Record extracts START
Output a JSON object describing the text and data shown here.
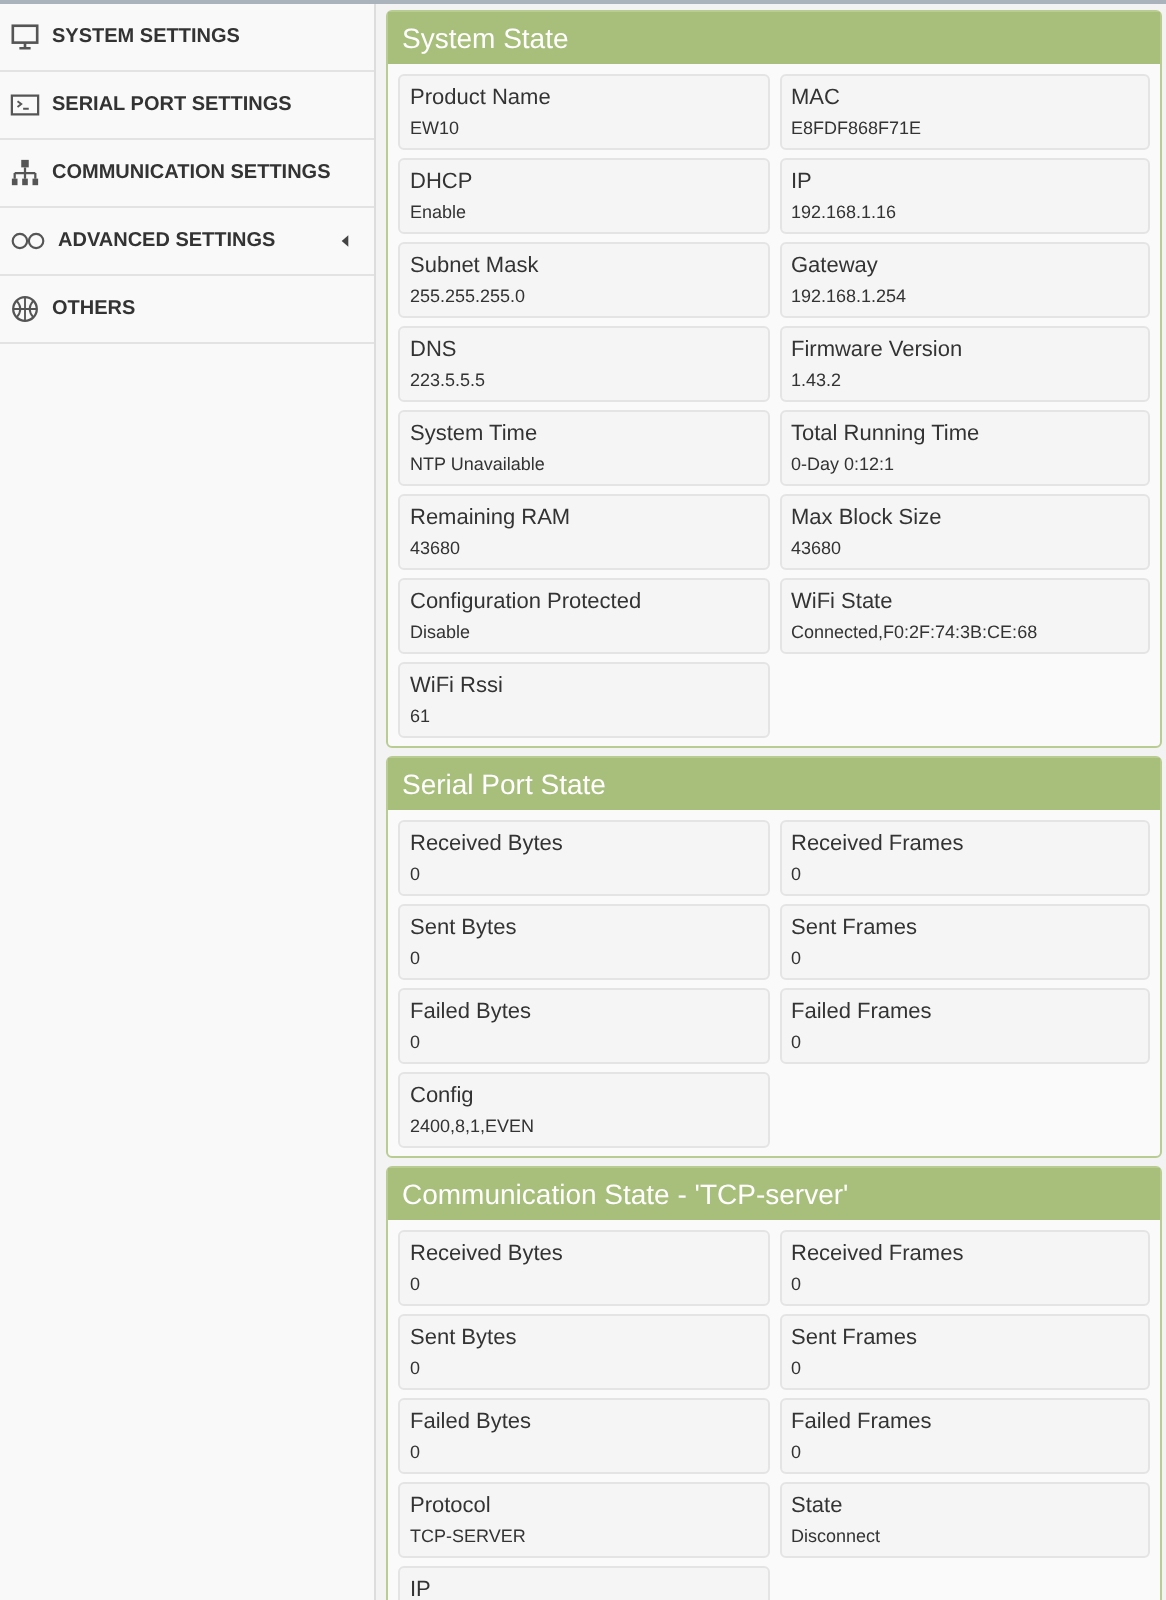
{
  "sidebar": {
    "items": [
      {
        "label": "SYSTEM SETTINGS",
        "expandable": false
      },
      {
        "label": "SERIAL PORT SETTINGS",
        "expandable": false
      },
      {
        "label": "COMMUNICATION SETTINGS",
        "expandable": false
      },
      {
        "label": "ADVANCED SETTINGS",
        "expandable": true
      },
      {
        "label": "OTHERS",
        "expandable": false
      }
    ]
  },
  "panels": [
    {
      "title": "System State",
      "fields": [
        {
          "label": "Product Name",
          "value": "EW10"
        },
        {
          "label": "MAC",
          "value": "E8FDF868F71E"
        },
        {
          "label": "DHCP",
          "value": "Enable"
        },
        {
          "label": "IP",
          "value": "192.168.1.16"
        },
        {
          "label": "Subnet Mask",
          "value": "255.255.255.0"
        },
        {
          "label": "Gateway",
          "value": "192.168.1.254"
        },
        {
          "label": "DNS",
          "value": "223.5.5.5"
        },
        {
          "label": "Firmware Version",
          "value": "1.43.2"
        },
        {
          "label": "System Time",
          "value": "NTP Unavailable"
        },
        {
          "label": "Total Running Time",
          "value": "0-Day 0:12:1"
        },
        {
          "label": "Remaining RAM",
          "value": "43680"
        },
        {
          "label": "Max Block Size",
          "value": "43680"
        },
        {
          "label": "Configuration Protected",
          "value": "Disable"
        },
        {
          "label": "WiFi State",
          "value": "Connected,F0:2F:74:3B:CE:68"
        },
        {
          "label": "WiFi Rssi",
          "value": "61"
        }
      ]
    },
    {
      "title": "Serial Port State",
      "fields": [
        {
          "label": "Received Bytes",
          "value": "0"
        },
        {
          "label": "Received Frames",
          "value": "0"
        },
        {
          "label": "Sent Bytes",
          "value": "0"
        },
        {
          "label": "Sent Frames",
          "value": "0"
        },
        {
          "label": "Failed Bytes",
          "value": "0"
        },
        {
          "label": "Failed Frames",
          "value": "0"
        },
        {
          "label": "Config",
          "value": "2400,8,1,EVEN"
        }
      ]
    },
    {
      "title": "Communication State - 'TCP-server'",
      "fields": [
        {
          "label": "Received Bytes",
          "value": "0"
        },
        {
          "label": "Received Frames",
          "value": "0"
        },
        {
          "label": "Sent Bytes",
          "value": "0"
        },
        {
          "label": "Sent Frames",
          "value": "0"
        },
        {
          "label": "Failed Bytes",
          "value": "0"
        },
        {
          "label": "Failed Frames",
          "value": "0"
        },
        {
          "label": "Protocol",
          "value": "TCP-SERVER"
        },
        {
          "label": "State",
          "value": "Disconnect"
        },
        {
          "label": "IP"
        }
      ]
    }
  ]
}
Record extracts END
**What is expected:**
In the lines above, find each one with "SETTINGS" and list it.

**Solution:**
        "label": "SYSTEM SETTINGS",
        "label": "SERIAL PORT SETTINGS",
        "label": "COMMUNICATION SETTINGS",
        "label": "ADVANCED SETTINGS",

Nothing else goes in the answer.